February 26, 2020
The food we eat is a source of more than 26 000 different biochemicals, out of which only about 150 are currently considered by USDA and most databases, according to a recent study published in Nature Food. As the old saying goes, we are what we eat, and this certainly adds complexity to our being. But what are these chemical compounds and how do they impact our health? While such a large number of chemical compounds may sound scary, most of the compounds actually may have complex benefits to our health, as science has slowly began to unravel.
Plant foods alone contain thousands of secondary metabolites, called phytochemicals, which plants produce to survive in their environment, where they are unable to change their location. Plants use them for defending themselves against herbivores and pathogens. They are also needed for producing colour to flowers and fruits in order to attract animals. By a coincidence and millions of years of animals consuming plants for food, phytochemicals have a mostly positive effect on our bodies, too.
Why call phytochemicals dark matter? It’s not just that most of them are unknown or undetermined from foods, it’s also about the lack of information available for consumers. There is only so much space in food packages to show what’s inside.
The chemical composition of most foods is still poorly known for substances beyond the 150 most well-known ones. Besides the ingredients that matter, food processing and preparation can also have a major impact on the final content of the bioactive molecules. Each individual may also have a slightly different response to the molecules because of genetic differences and because phytochemicals can modulate the activity of those genes. Yet another complication in understanding the way ‘dark matter’ in food functions is the gut microbiota, which modulates many of the compounds into different forms before they are absorbed into the circulation.

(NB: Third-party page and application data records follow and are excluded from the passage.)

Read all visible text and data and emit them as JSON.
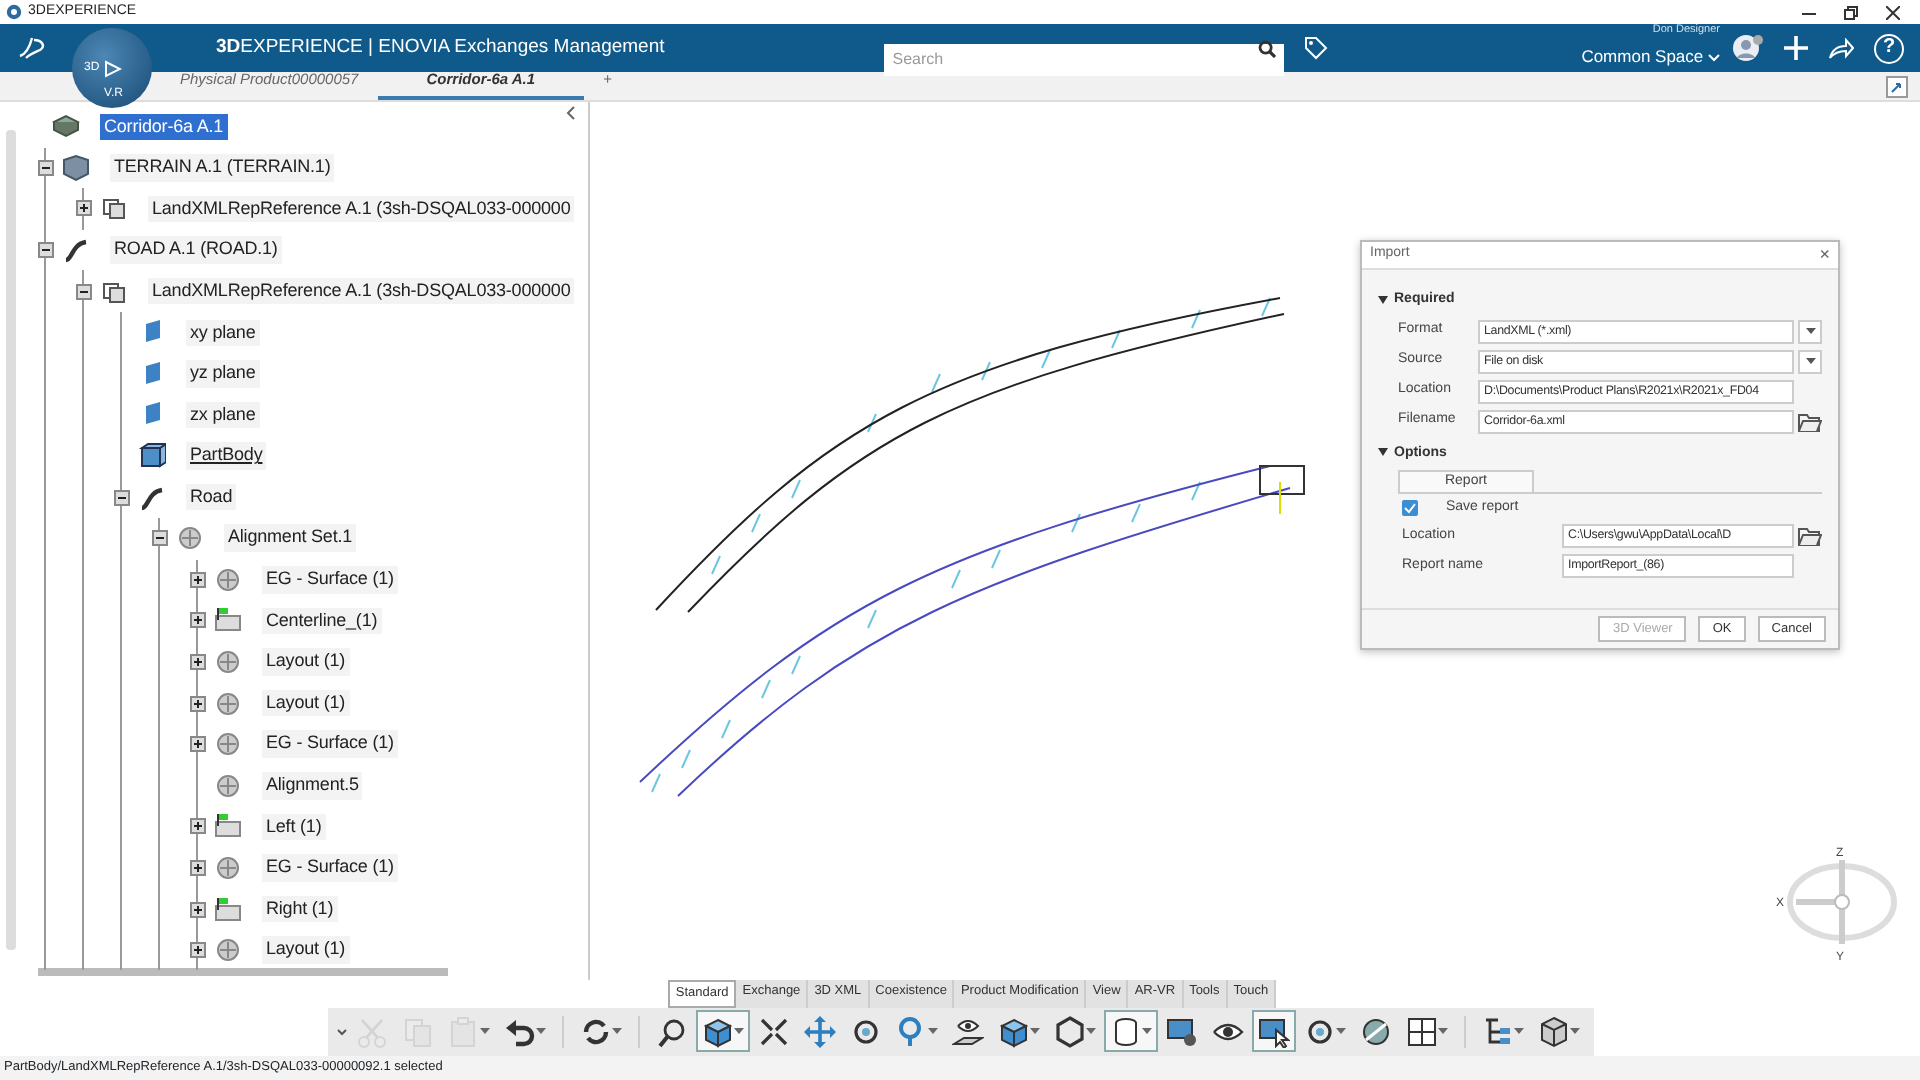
{
  "window": {
    "title": "3DEXPERIENCE"
  },
  "header": {
    "brand": "**3D**EXPERIENCE | ENOVIA Exchanges Management",
    "compass_labels": [
      "3D",
      "V.R"
    ],
    "search": {
      "placeholder": "Search"
    },
    "user": "Don Designer",
    "space": "Common Space",
    "help": "?"
  },
  "doc_tabs": [
    {
      "label": "Physical Product00000057",
      "selected": false
    },
    {
      "label": "Corridor-6a A.1",
      "selected": true
    }
  ],
  "add_tab": "+",
  "tree": {
    "label": "Corridor-6a A.1",
    "kind": "product",
    "selected": true,
    "children": [
      {
        "label": "TERRAIN A.1 (TERRAIN.1)",
        "kind": "terrain",
        "expanded": true,
        "selected": false,
        "children": [
          {
            "label": "LandXMLRepReference A.1 (3sh-DSQAL033-000000",
            "kind": "rep",
            "expanded": false,
            "selected": false
          }
        ]
      },
      {
        "label": "ROAD A.1 (ROAD.1)",
        "kind": "road",
        "expanded": true,
        "selected": false,
        "children": [
          {
            "label": "LandXMLRepReference A.1 (3sh-DSQAL033-000000",
            "kind": "rep",
            "expanded": true,
            "selected": false,
            "children": [
              {
                "label": "xy plane",
                "kind": "plane",
                "selected": false
              },
              {
                "label": "yz plane",
                "kind": "plane",
                "selected": false
              },
              {
                "label": "zx plane",
                "kind": "plane",
                "selected": false
              },
              {
                "label": "PartBody",
                "kind": "body",
                "selected": false
              },
              {
                "label": "Road",
                "kind": "road",
                "expanded": true,
                "selected": false,
                "children": [
                  {
                    "label": "Alignment Set.1",
                    "kind": "alignment",
                    "expanded": true,
                    "selected": false,
                    "children": [
                      {
                        "label": "EG - Surface (1)",
                        "kind": "alignment",
                        "expanded": false,
                        "selected": false
                      },
                      {
                        "label": "Centerline_(1)",
                        "kind": "flagged",
                        "expanded": false,
                        "selected": false
                      },
                      {
                        "label": "Layout (1)",
                        "kind": "alignment",
                        "expanded": false,
                        "selected": false
                      },
                      {
                        "label": "Layout (1)",
                        "kind": "alignment",
                        "expanded": false,
                        "selected": false
                      },
                      {
                        "label": "EG - Surface (1)",
                        "kind": "alignment",
                        "expanded": false,
                        "selected": false
                      },
                      {
                        "label": "Alignment.5",
                        "kind": "alignment",
                        "selected": false
                      },
                      {
                        "label": "Left (1)",
                        "kind": "flagged",
                        "expanded": false,
                        "selected": false
                      },
                      {
                        "label": "EG - Surface (1)",
                        "kind": "alignment",
                        "expanded": false,
                        "selected": false
                      },
                      {
                        "label": "Right (1)",
                        "kind": "flagged",
                        "expanded": false,
                        "selected": false
                      },
                      {
                        "label": "Layout (1)",
                        "kind": "alignment",
                        "expanded": false,
                        "selected": false
                      }
                    ]
                  }
                ]
              }
            ]
          }
        ]
      }
    ]
  },
  "dialog": {
    "title": "Import",
    "close": "×",
    "sections": [
      {
        "title": "Required",
        "expanded": true,
        "fields": [
          {
            "label": "Format",
            "value": "LandXML (*.xml)",
            "kind": "select"
          },
          {
            "label": "Source",
            "value": "File on disk",
            "kind": "select"
          },
          {
            "label": "Location",
            "value": "D:\\Documents\\Product Plans\\R2021x\\R2021x_FD04",
            "kind": "text"
          },
          {
            "label": "Filename",
            "value": "Corridor-6a.xml",
            "kind": "file"
          }
        ]
      },
      {
        "title": "Options",
        "expanded": true,
        "tab": "Report",
        "checkbox": {
          "label": "Save report",
          "checked": true
        },
        "fields": [
          {
            "label": "Location",
            "value": "C:\\Users\\gwu\\AppData\\Local\\D",
            "kind": "file"
          },
          {
            "label": "Report name",
            "value": "ImportReport_(86)",
            "kind": "text"
          }
        ]
      }
    ],
    "buttons": [
      {
        "label": "3D Viewer",
        "disabled": true
      },
      {
        "label": "OK",
        "disabled": false
      },
      {
        "label": "Cancel",
        "disabled": false
      }
    ]
  },
  "compass_axes": [
    "Z",
    "X",
    "Y"
  ],
  "toolbar_tabs": [
    {
      "label": "Standard",
      "selected": true
    },
    {
      "label": "Exchange",
      "selected": false
    },
    {
      "label": "3D XML",
      "selected": false
    },
    {
      "label": "Coexistence",
      "selected": false
    },
    {
      "label": "Product Modification",
      "selected": false
    },
    {
      "label": "View",
      "selected": false
    },
    {
      "label": "AR-VR",
      "selected": false
    },
    {
      "label": "Tools",
      "selected": false
    },
    {
      "label": "Touch",
      "selected": false
    }
  ],
  "tools": [
    {
      "kind": "scissors",
      "disabled": true,
      "pressed": false,
      "dropdown": false
    },
    {
      "kind": "copy",
      "disabled": true,
      "pressed": false,
      "dropdown": false
    },
    {
      "kind": "paste",
      "disabled": true,
      "pressed": false,
      "dropdown": true
    },
    {
      "kind": "undo",
      "disabled": false,
      "pressed": false,
      "dropdown": true
    },
    {
      "kind": "cycle",
      "disabled": false,
      "pressed": false,
      "dropdown": true
    },
    {
      "kind": "zoomfit",
      "disabled": false,
      "pressed": false,
      "dropdown": false
    },
    {
      "kind": "cube",
      "disabled": false,
      "pressed": true,
      "dropdown": true
    },
    {
      "kind": "shrink",
      "disabled": false,
      "pressed": false,
      "dropdown": false
    },
    {
      "kind": "pan",
      "disabled": false,
      "pressed": false,
      "dropdown": false
    },
    {
      "kind": "rotate",
      "disabled": false,
      "pressed": false,
      "dropdown": false
    },
    {
      "kind": "zoom",
      "disabled": false,
      "pressed": false,
      "dropdown": true
    },
    {
      "kind": "eyeplane",
      "disabled": false,
      "pressed": false,
      "dropdown": false
    },
    {
      "kind": "cube",
      "disabled": false,
      "pressed": false,
      "dropdown": true
    },
    {
      "kind": "hexagon",
      "disabled": false,
      "pressed": false,
      "dropdown": true
    },
    {
      "kind": "cylinder",
      "disabled": false,
      "pressed": true,
      "dropdown": true
    },
    {
      "kind": "screengear",
      "disabled": false,
      "pressed": false,
      "dropdown": false
    },
    {
      "kind": "eye",
      "disabled": false,
      "pressed": false,
      "dropdown": false
    },
    {
      "kind": "cursor",
      "disabled": false,
      "pressed": true,
      "dropdown": false
    },
    {
      "kind": "rotate",
      "disabled": false,
      "pressed": false,
      "dropdown": true
    },
    {
      "kind": "globe",
      "disabled": false,
      "pressed": false,
      "dropdown": false
    },
    {
      "kind": "grid",
      "disabled": false,
      "pressed": false,
      "dropdown": true
    },
    {
      "kind": "tree",
      "disabled": false,
      "pressed": false,
      "dropdown": true
    },
    {
      "kind": "box",
      "disabled": false,
      "pressed": false,
      "dropdown": true
    }
  ],
  "status_bar": "PartBody/LandXMLRepReference A.1/3sh-DSQAL033-00000092.1 selected"
}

How to increase our understanding on what food actually contains and how it makes us who we are? The authors of the paper suggest that network medicine could help decipher the molecular interactions between the thousands of different molecules. Machine learning could assist in digging out already existing information about the chemical composition of food. We also need more data on different foods – and this is where Afekta could step in.
Link to the original publication: https://www.nature.com/articles/s43016-019-0005-1